BlackRock Argues To-Retirement TDFs Are Best

The glide path of a target-date fund (TDF) should reach its landing point at the investor's actual retirement date, according to a new BlackRock study.

In other words, retirement investors should favor so called “to-retirement” TDFs over “through-retirement” funds, says Chip Castille, head of BlackRock’s U.S. Retirement Group. He tells PLANADVISER that a new paper from the investment management firm, “Reexamining To versus Through: What new research tells us about an old debate,” makes a compelling case for to-retirement TDFs, even for those investors who plan to remain invested in a TDF well into retirement.

Castille says conclusions reached in the paper show through-retirement funds are almost never preferable for the typical investor. He is quick to point out that individual investors will have different asset levels and longevity outlooks at retirement, so some may require larger equity exposures than others to meet long-term income needs. But whatever the level of growth needed in a portfolio to address income shortfall risk, Castille says it still makes the most sense for a portfolio to reach the lowest equity allocation when an individual retires. That’s because the retirement date is “the riskiest day of the investor’s life,” Castille says.

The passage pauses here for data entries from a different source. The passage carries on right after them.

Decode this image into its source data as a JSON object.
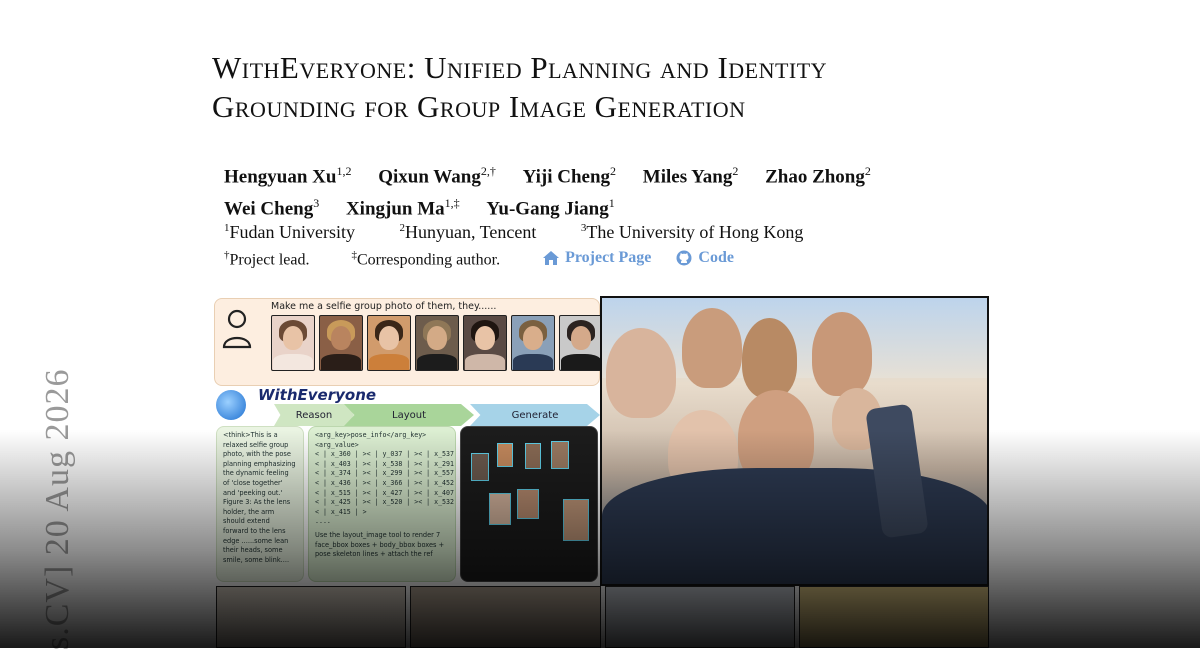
{
  "side_stamp": "s.CV]  20 Aug 2026",
  "title": {
    "line1": "WithEveryone: Unified Planning and Identity",
    "line2": "Grounding for Group Image Generation"
  },
  "authors": [
    {
      "name": "Hengyuan Xu",
      "sup": "1,2"
    },
    {
      "name": "Qixun Wang",
      "sup": "2,†"
    },
    {
      "name": "Yiji Cheng",
      "sup": "2"
    },
    {
      "name": "Miles Yang",
      "sup": "2"
    },
    {
      "name": "Zhao Zhong",
      "sup": "2"
    },
    {
      "name": "Wei Cheng",
      "sup": "3"
    },
    {
      "name": "Xingjun Ma",
      "sup": "1,‡"
    },
    {
      "name": "Yu-Gang Jiang",
      "sup": "1"
    }
  ],
  "affiliations": [
    {
      "sup": "1",
      "name": "Fudan University"
    },
    {
      "sup": "2",
      "name": "Hunyuan, Tencent"
    },
    {
      "sup": "3",
      "name": "The University of Hong Kong"
    }
  ],
  "notes": [
    {
      "sup": "†",
      "text": "Project lead."
    },
    {
      "sup": "‡",
      "text": "Corresponding author."
    }
  ],
  "links": {
    "project_page": "Project Page",
    "code": "Code",
    "color": "#6a9ad6"
  },
  "figure": {
    "prompt": "Make me a selfie group photo of them, they......",
    "brand": "WithEveryone",
    "stages": {
      "reason": "Reason",
      "layout": "Layout",
      "generate": "Generate"
    },
    "reason_text": "<think>This is a relaxed selfie group photo, with the pose planning emphasizing the dynamic feeling of 'close together' and 'peeking out.' Figure 3: As the lens holder, the arm should extend forward to the lens edge ......some lean their heads, some smile, some blink....",
    "layout_header": "<arg_key>pose_info</arg_key>",
    "layout_sub": "<arg_value>",
    "layout_rows": [
      "< | x_360 | >< | y_037 | >< | x_537 | >",
      "< | x_403 | >< | x_538 | >< | x_291 | >",
      "< | x_374 | >< | x_299 | >< | x_557 | >",
      "< | x_436 | >< | x_366 | >< | x_452 | >",
      "< | x_515 | >< | x_427 | >< | x_407 | >",
      "< | x_425 | >< | x_520 | >< | x_532 | >",
      "< | x_415 | >",
      "...."
    ],
    "layout_text": "Use the layout_image tool to render 7 face_bbox boxes + body_bbox boxes + pose skeleton lines + attach the ref"
  }
}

“At retirement, wealth is generally at a lifetime peak and individuals simultaneously face their longest time horizon for future withdrawals,” Castille explains. “Without employment income to depend on, investment losses from this point on are harder to make up and can have the greatest negative impact on long-term retirement spending.”

Because the day an investor retires is so risky, Castille says, it’s imperative to have the portfolio risk correctly set at that point.  Again, although TDF providers and plan sponsors may have differing views of how much risk (i.e. how large an equity allocation) is appropriate at retirement, the allocation should not dip below that level going forward (see “An Argument for To-Retirement TDFs”). Reducing the equity exposure beyond the retirement date will only make it harder for retirees to meet their funding needs should they live longer than expected, Castille says.

“At retirement, one’s funding liability is at its very highest, so there is little reason to take more risk at retirement than at a later date,” Castille adds. “In fact, reducing the equity allocation following a market loss would leave a through-fund participant poorly positioned to capture a potential market rebound.”

The BlackRock glide path research project was designed to create a single unified framework for exploring lifelong saving, investing and spending, says Matt O’Hara, BlackRock’s head of research and product development, U.S. Retirement Group. “Our analysis found that under any set of assumptions about investor risk preferences, capital markets or labor income, it is always optimal to have a flat post-retirement glide path."

He says the research model also enabled BlackRock to generate a set of practical lessons for retirement and financial planning, some that are familiar and some that are new. One familiar lesson underscored by the study is that the optimal long-term investment strategy is to be fully invested in equities early in life, gradually decrease equity exposure in the middle of the working lifetime, and maintain a constant equity allocation throughout retirement.

An emerging lesson is that young investors should also take into account their large “human capital” holdings, Castille adds, or the ability to earn large amounts of future income (see "Human Capital Should Factor into Asset Allocation").

“As a result, they can take considerable risk with their financial capital to earn the higher premium offered by equities during the earlier phases of life, allowing them to capture as much growth as possible early on,” Castille says. “As human capital is depleted and financial capital grows, the optimal allocation to equities decreases, eventually reaching its lowest level at the retirement date.”

Another important lesson from the study is that individuals should save at least 10% of their annual income, Castille says, and 20% is even better. Unfortunately many defined contribution plans currently auto-enroll employees at 3% of pay, he says, far below what is needed.

The research paper from BlackRock is here.